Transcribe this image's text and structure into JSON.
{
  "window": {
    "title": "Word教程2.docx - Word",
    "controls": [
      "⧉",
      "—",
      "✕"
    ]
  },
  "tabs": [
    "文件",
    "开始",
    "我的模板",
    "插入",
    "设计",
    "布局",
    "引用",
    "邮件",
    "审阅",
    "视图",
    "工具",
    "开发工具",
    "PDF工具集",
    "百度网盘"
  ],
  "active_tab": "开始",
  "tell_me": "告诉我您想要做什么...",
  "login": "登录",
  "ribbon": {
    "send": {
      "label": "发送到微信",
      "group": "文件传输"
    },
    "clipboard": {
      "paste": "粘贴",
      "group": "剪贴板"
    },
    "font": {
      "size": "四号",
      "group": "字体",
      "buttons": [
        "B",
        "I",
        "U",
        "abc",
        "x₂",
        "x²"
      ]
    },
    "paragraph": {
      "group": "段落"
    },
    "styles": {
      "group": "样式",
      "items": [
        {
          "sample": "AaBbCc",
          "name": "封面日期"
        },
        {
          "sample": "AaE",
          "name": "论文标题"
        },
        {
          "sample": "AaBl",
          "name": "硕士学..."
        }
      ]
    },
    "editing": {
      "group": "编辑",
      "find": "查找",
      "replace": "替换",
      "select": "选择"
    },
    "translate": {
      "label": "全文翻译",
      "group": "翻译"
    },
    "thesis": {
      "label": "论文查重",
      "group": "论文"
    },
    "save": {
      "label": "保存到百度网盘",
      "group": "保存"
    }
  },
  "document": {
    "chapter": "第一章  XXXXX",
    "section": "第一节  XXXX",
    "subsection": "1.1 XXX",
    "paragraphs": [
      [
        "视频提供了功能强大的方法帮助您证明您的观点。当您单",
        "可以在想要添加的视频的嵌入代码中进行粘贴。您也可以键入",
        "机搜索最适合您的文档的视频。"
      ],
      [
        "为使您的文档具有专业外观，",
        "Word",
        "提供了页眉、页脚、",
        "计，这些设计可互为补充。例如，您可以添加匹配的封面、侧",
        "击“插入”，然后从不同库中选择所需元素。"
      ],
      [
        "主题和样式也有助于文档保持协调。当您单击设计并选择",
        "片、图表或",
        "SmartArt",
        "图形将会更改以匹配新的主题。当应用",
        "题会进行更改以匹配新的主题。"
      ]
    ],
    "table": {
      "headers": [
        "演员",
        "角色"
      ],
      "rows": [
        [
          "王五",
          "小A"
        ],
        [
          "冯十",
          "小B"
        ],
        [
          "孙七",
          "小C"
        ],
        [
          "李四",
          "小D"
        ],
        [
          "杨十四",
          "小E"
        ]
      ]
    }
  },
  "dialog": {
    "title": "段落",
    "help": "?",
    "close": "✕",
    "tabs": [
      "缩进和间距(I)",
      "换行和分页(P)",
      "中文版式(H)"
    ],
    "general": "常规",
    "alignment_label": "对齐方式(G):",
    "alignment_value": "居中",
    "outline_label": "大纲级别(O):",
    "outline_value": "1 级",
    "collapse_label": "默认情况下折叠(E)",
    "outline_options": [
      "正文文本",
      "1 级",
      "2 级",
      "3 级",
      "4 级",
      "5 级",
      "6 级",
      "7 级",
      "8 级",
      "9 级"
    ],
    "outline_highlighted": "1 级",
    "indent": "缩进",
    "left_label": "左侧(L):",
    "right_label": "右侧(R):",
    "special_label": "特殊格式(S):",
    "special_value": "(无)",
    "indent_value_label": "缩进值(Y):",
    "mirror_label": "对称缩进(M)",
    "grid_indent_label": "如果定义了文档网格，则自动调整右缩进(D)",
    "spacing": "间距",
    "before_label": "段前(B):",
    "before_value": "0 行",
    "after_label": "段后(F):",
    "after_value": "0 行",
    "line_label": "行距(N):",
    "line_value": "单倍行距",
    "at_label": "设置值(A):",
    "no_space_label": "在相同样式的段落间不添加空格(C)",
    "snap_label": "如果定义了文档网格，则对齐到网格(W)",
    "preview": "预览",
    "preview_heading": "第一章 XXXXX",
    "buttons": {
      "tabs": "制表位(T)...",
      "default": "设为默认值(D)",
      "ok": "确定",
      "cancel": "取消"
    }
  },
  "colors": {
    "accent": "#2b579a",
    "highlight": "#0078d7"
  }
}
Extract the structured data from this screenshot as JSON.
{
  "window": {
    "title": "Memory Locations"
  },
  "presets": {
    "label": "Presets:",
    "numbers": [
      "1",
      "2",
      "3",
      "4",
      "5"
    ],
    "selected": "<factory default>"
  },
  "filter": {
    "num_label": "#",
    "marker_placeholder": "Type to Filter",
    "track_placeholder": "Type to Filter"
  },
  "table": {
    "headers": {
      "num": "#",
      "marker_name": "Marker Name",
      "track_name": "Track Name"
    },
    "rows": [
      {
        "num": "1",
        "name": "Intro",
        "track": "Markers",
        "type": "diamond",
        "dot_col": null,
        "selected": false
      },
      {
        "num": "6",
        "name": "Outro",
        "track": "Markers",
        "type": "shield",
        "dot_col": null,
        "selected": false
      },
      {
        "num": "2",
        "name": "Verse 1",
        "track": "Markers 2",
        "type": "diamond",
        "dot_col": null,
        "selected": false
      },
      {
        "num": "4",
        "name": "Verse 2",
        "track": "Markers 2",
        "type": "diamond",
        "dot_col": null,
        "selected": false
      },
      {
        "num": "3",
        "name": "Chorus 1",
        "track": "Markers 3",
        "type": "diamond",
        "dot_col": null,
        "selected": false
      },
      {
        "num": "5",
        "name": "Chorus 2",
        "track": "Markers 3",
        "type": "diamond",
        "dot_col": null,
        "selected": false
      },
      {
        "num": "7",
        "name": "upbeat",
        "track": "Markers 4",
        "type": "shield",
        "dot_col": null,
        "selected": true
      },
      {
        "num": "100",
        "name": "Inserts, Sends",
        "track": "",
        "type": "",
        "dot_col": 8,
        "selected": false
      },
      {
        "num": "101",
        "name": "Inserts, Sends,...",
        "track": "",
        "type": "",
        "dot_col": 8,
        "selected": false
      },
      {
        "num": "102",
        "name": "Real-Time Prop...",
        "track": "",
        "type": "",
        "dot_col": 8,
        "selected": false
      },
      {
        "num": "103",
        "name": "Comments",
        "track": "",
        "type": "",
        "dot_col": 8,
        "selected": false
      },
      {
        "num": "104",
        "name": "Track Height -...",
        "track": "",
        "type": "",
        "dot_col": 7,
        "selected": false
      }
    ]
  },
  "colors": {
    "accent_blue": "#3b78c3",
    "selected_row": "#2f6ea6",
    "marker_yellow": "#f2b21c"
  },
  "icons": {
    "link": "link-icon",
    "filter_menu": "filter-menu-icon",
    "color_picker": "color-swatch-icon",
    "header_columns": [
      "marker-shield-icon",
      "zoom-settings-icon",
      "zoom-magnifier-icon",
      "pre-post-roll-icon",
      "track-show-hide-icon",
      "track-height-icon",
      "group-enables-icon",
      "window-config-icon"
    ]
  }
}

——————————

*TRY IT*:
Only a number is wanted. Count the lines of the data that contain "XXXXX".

*SOLUTION*:
2